Chapter 9 - The End of the Beginning
Recruiting and Hiring
- Do you sharply understand the skills and talents required to succeed in every open position?
- Are your interviewers well prepared?
- Do your managers and employees do and effective job of selling your company to prospective employees?
- Do interviewers arrive on time?
- Do managers and recruiters follow up with candidates in a timely fashion?
- Do you complete effectively for talent against the best companies?
- Do your benefits make sense for your company demographics?
- How do your salary and stock option packages compare with the companies that you compete with?
- How well do your performance rankings correspond to your compensation practices?
Training and Integration
- When you hire an employee, how long does it take them to become productive from the perspective of the employee, her peers, and her managers?

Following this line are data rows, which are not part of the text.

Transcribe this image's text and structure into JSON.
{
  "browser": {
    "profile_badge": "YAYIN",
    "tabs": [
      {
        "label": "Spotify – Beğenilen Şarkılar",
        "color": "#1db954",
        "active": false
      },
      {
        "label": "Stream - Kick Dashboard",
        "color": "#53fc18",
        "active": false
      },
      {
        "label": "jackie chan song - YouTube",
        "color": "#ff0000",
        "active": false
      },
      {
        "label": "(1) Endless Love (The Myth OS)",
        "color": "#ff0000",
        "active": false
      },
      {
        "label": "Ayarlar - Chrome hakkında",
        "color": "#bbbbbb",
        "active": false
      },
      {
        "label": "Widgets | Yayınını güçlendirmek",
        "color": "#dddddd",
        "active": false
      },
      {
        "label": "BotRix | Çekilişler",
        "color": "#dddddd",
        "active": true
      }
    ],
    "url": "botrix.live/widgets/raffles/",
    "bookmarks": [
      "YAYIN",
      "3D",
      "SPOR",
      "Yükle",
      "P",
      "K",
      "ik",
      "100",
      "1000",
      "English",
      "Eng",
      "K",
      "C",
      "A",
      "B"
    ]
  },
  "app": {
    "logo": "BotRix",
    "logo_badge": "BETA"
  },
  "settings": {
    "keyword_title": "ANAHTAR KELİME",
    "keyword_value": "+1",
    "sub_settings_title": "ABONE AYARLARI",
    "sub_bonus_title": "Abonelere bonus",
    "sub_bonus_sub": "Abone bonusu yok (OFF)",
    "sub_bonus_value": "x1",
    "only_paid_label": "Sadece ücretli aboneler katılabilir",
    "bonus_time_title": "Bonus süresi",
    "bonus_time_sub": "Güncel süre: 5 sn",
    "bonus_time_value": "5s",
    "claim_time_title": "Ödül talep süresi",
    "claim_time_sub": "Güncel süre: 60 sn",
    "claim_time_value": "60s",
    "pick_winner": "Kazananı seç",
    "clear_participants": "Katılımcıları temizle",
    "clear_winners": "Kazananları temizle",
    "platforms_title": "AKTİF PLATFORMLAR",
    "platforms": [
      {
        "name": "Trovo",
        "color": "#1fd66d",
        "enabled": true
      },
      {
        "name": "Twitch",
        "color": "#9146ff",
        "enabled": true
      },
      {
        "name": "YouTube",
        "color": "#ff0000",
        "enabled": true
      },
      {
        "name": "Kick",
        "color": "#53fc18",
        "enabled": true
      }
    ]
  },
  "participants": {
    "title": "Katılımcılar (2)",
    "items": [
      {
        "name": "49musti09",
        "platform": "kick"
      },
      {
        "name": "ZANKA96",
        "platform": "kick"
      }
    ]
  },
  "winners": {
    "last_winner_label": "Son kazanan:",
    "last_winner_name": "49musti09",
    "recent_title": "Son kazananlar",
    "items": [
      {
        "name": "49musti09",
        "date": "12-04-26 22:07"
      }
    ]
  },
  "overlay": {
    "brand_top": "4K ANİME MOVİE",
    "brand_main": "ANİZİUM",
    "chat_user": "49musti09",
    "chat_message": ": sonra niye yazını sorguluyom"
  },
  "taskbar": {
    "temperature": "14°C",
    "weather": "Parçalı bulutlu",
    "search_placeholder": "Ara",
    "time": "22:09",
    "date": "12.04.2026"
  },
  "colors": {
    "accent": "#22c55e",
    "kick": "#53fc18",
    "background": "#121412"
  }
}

- Shortly after joining, how well does an employee understand what's expected of her?
- Are you using a 360 review process?
- Do your managers give consistent, clear feedback to their employees?
- What is the quality of your company's written performance reviews?
- Did all your employees receive their reviews on time?
- Do you effectively manage out poor performers?
- Are your employees excited to come to work?
- Do your employees believe in the mission of the company?
- Do you have any employees who are actively disengaged?
- Do your employees clearly understand what's expected of them?
- Do employees stay a long time or do they quit faster than normal?
- Why do employees quit?